## Exercise goal
Give the count of lines in the records that contain the string "syscall", and write nothing but that number.

## Given data

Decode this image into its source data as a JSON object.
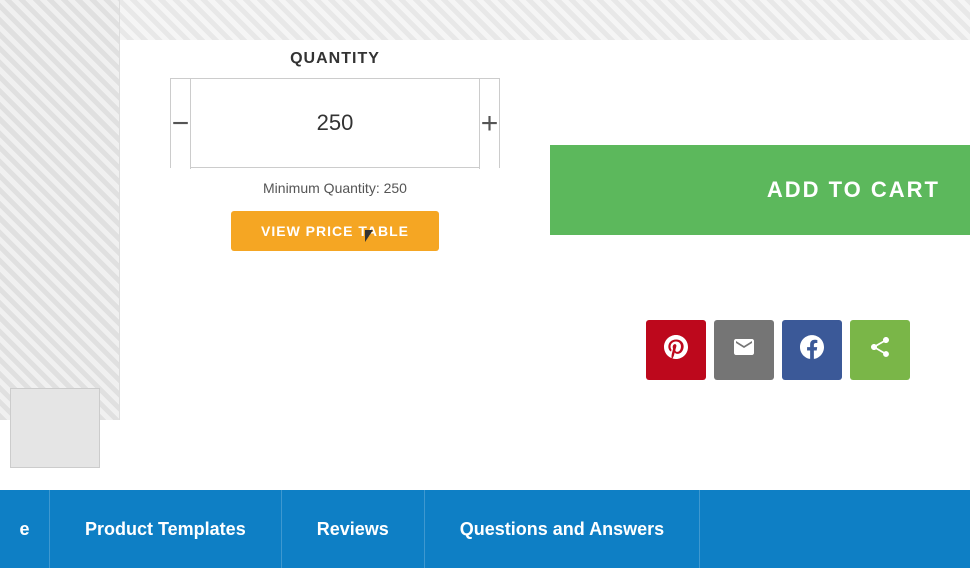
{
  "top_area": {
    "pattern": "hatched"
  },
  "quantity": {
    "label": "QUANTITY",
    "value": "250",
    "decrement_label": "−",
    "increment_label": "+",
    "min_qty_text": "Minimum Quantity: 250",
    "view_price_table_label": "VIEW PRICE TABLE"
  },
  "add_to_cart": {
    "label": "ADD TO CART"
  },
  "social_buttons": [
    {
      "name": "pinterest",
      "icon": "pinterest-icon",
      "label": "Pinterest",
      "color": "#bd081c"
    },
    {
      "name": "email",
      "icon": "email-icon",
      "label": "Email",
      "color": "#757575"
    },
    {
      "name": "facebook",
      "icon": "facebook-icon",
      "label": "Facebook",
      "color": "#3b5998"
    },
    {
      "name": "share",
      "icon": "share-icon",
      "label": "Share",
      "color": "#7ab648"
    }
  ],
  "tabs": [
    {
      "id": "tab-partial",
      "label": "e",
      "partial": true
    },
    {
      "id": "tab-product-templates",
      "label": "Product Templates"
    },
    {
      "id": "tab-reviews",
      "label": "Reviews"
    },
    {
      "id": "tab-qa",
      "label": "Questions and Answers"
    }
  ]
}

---

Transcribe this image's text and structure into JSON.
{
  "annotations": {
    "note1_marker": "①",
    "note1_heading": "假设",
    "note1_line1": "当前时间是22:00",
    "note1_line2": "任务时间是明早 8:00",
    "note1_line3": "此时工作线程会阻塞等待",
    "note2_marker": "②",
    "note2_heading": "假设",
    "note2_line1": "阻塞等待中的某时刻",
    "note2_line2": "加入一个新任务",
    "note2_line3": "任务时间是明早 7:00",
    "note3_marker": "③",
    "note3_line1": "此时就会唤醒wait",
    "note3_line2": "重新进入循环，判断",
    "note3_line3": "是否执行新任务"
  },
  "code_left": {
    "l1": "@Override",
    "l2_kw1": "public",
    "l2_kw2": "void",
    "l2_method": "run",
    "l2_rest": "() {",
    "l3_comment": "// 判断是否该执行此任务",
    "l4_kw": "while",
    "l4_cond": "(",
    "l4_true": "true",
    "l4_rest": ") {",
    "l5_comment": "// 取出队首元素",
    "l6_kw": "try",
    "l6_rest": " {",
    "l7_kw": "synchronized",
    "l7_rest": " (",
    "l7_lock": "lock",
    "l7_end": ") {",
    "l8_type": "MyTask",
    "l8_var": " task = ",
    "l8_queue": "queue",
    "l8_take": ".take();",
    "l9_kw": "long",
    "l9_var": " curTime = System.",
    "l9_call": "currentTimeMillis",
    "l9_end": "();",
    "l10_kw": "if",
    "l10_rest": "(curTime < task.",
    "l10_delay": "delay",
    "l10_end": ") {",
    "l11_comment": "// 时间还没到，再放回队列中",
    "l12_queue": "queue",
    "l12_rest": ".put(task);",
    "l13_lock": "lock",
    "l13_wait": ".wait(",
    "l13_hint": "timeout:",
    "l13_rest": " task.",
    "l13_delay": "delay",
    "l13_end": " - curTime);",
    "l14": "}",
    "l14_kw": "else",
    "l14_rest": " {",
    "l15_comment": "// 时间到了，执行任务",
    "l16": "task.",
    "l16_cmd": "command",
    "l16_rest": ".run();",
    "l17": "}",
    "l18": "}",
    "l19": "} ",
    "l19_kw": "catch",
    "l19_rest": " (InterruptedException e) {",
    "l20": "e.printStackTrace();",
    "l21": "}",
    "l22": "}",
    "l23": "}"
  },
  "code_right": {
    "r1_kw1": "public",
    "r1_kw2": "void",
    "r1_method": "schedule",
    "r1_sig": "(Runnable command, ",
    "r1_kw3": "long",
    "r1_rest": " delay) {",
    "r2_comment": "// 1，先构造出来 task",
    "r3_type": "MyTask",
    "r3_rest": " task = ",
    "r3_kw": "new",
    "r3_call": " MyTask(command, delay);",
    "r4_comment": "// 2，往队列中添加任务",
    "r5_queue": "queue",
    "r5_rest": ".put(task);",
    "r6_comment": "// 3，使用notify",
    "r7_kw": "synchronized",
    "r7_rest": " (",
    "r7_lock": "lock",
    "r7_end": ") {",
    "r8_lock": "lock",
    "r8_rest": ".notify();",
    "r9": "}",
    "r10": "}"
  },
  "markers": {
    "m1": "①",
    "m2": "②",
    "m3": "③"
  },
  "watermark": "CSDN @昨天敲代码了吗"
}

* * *

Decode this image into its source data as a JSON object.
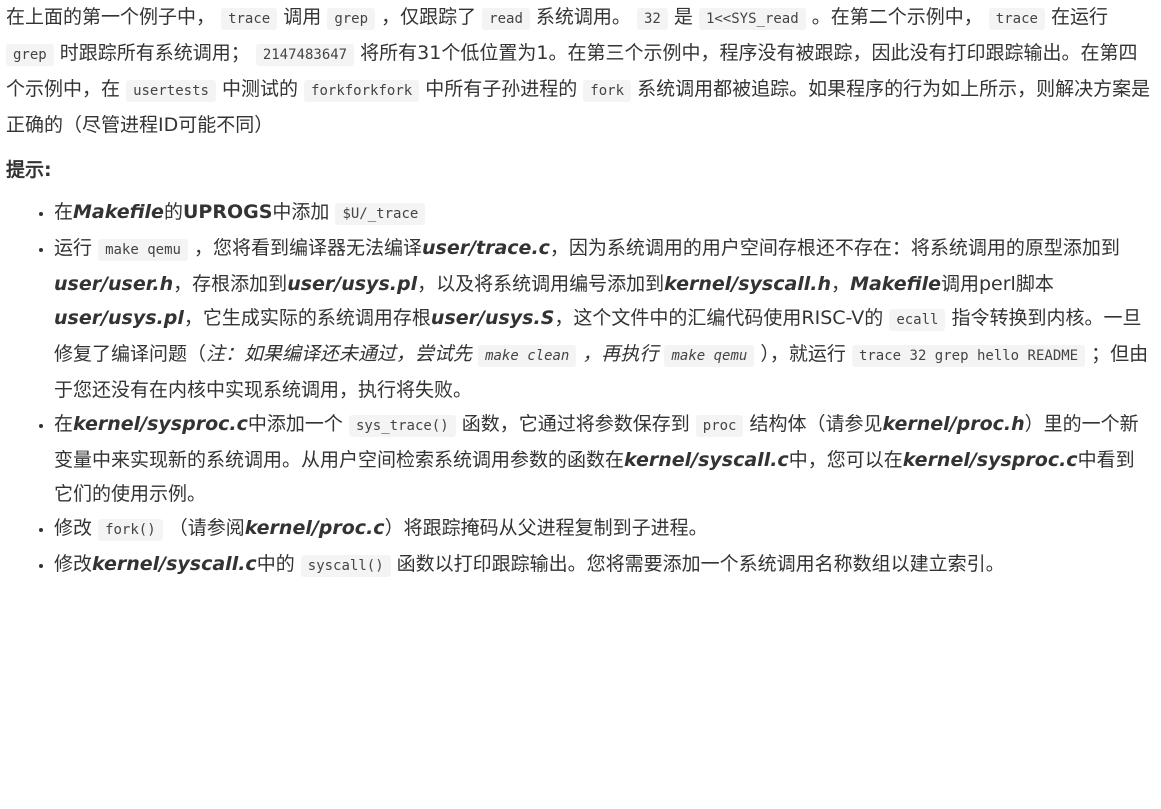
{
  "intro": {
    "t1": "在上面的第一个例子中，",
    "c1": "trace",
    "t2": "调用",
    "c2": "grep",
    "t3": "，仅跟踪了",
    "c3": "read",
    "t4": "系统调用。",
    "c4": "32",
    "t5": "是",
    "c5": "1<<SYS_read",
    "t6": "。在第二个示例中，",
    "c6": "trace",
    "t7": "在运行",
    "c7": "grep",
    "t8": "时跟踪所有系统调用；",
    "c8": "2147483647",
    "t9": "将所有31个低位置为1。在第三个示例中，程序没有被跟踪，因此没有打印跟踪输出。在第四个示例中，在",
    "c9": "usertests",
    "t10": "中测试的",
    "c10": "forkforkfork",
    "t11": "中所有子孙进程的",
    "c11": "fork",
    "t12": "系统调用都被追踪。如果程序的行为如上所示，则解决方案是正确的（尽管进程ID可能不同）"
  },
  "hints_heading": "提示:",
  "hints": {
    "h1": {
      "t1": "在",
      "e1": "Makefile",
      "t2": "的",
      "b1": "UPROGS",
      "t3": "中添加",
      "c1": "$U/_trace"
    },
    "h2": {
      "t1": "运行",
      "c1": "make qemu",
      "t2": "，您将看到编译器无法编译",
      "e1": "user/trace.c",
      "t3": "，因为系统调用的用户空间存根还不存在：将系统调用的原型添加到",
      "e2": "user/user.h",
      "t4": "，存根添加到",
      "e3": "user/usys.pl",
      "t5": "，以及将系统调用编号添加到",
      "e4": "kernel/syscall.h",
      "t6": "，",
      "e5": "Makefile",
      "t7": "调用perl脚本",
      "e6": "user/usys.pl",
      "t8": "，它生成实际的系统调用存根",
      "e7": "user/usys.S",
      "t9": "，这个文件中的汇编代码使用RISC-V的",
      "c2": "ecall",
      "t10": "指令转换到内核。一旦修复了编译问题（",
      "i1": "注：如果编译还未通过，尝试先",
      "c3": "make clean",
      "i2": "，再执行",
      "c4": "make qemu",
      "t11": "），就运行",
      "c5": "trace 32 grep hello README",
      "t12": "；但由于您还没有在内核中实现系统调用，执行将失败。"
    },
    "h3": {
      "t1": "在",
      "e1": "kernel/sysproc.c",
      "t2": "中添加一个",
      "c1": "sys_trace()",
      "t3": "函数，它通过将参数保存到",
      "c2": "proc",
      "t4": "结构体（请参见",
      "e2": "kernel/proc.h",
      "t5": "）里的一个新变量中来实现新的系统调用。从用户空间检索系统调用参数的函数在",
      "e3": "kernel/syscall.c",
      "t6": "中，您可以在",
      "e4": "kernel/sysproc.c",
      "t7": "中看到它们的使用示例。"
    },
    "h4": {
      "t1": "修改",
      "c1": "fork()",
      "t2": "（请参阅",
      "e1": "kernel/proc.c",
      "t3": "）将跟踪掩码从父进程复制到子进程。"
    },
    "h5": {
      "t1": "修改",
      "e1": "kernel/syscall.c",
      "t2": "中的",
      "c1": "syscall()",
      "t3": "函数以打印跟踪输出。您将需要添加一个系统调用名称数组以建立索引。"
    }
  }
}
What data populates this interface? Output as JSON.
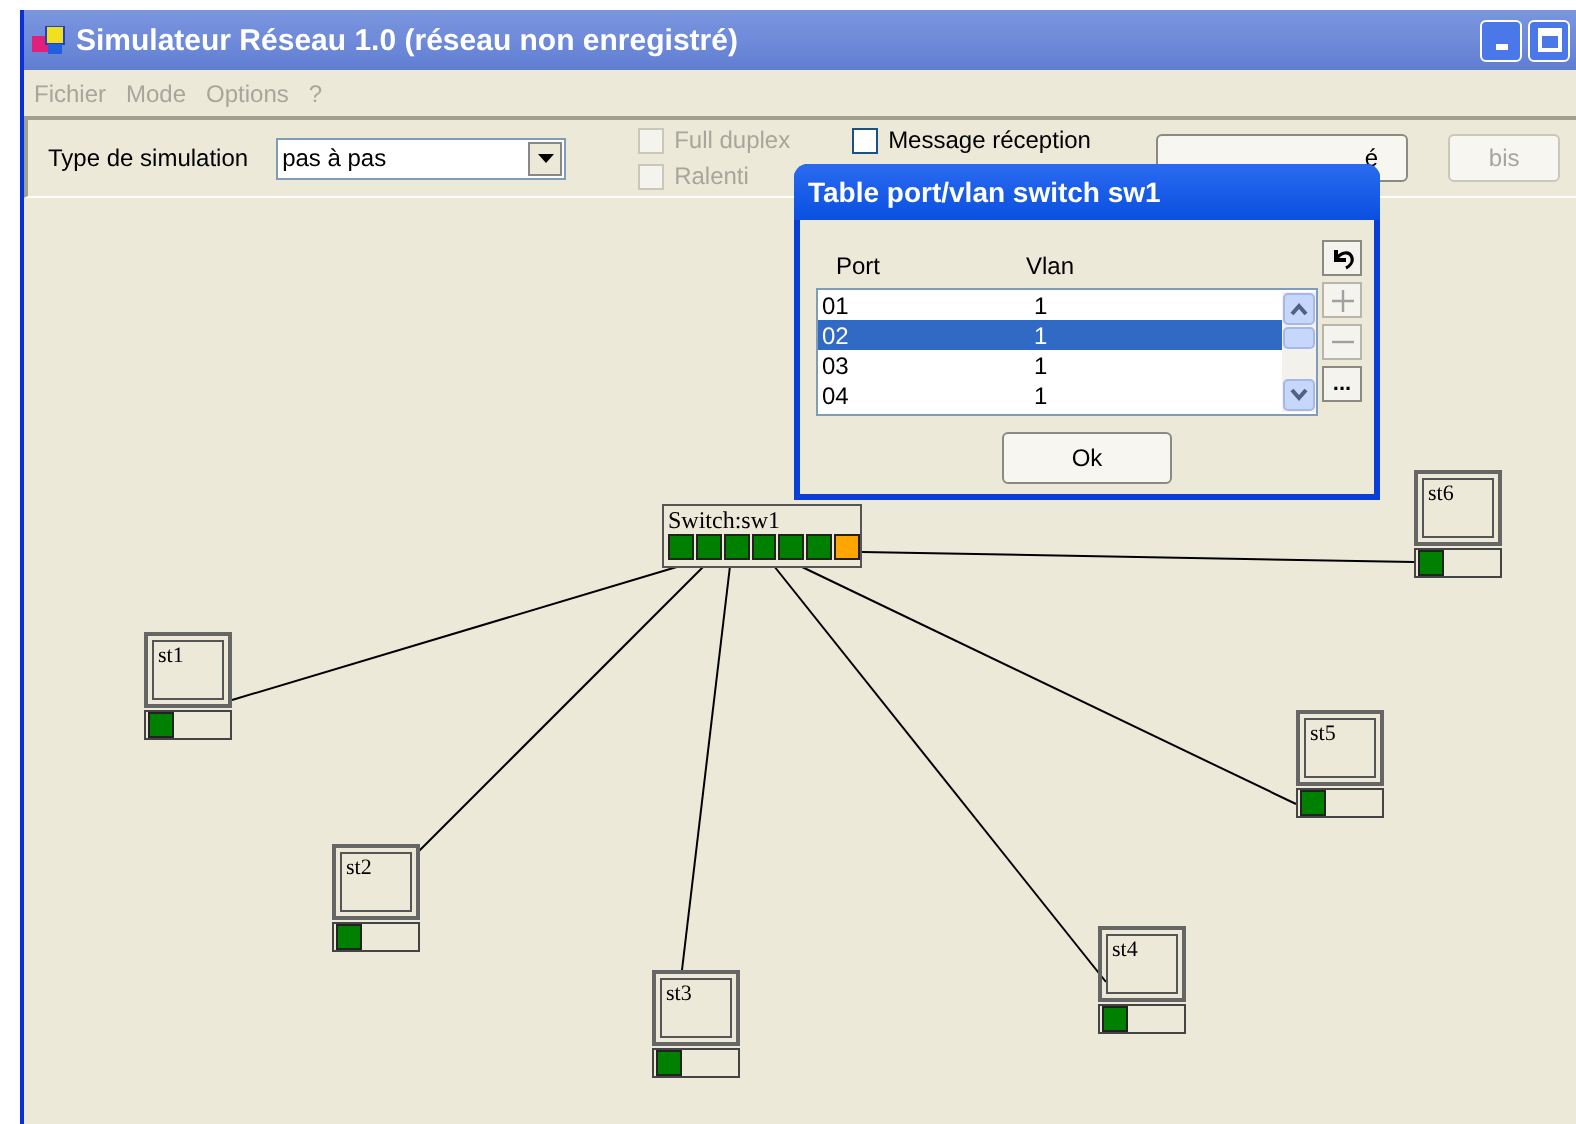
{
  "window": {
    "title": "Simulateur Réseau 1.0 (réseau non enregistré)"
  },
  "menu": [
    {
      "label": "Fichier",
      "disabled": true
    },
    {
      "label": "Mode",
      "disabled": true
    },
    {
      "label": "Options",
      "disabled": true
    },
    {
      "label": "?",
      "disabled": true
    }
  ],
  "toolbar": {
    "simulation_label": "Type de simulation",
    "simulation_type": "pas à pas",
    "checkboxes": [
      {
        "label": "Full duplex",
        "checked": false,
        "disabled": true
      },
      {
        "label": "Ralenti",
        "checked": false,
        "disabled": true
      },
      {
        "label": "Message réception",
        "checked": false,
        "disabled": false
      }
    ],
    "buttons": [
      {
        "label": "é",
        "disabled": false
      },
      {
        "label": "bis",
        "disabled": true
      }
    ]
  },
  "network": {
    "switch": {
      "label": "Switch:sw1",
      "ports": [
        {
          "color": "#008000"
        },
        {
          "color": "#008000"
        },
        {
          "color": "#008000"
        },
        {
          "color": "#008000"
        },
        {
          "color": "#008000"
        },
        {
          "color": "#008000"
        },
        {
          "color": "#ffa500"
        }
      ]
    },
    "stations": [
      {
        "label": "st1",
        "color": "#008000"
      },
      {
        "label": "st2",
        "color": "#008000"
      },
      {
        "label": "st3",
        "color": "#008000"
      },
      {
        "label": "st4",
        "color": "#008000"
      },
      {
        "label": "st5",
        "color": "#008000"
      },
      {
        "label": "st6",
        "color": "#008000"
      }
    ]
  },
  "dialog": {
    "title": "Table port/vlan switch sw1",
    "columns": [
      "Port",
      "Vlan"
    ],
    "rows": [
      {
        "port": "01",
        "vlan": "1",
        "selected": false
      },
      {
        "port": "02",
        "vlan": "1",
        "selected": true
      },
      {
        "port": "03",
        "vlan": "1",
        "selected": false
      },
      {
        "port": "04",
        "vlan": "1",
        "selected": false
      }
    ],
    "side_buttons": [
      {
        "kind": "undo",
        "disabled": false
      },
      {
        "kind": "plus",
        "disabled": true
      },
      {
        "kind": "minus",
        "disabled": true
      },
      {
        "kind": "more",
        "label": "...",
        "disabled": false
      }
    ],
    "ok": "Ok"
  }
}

## Exercise answer
4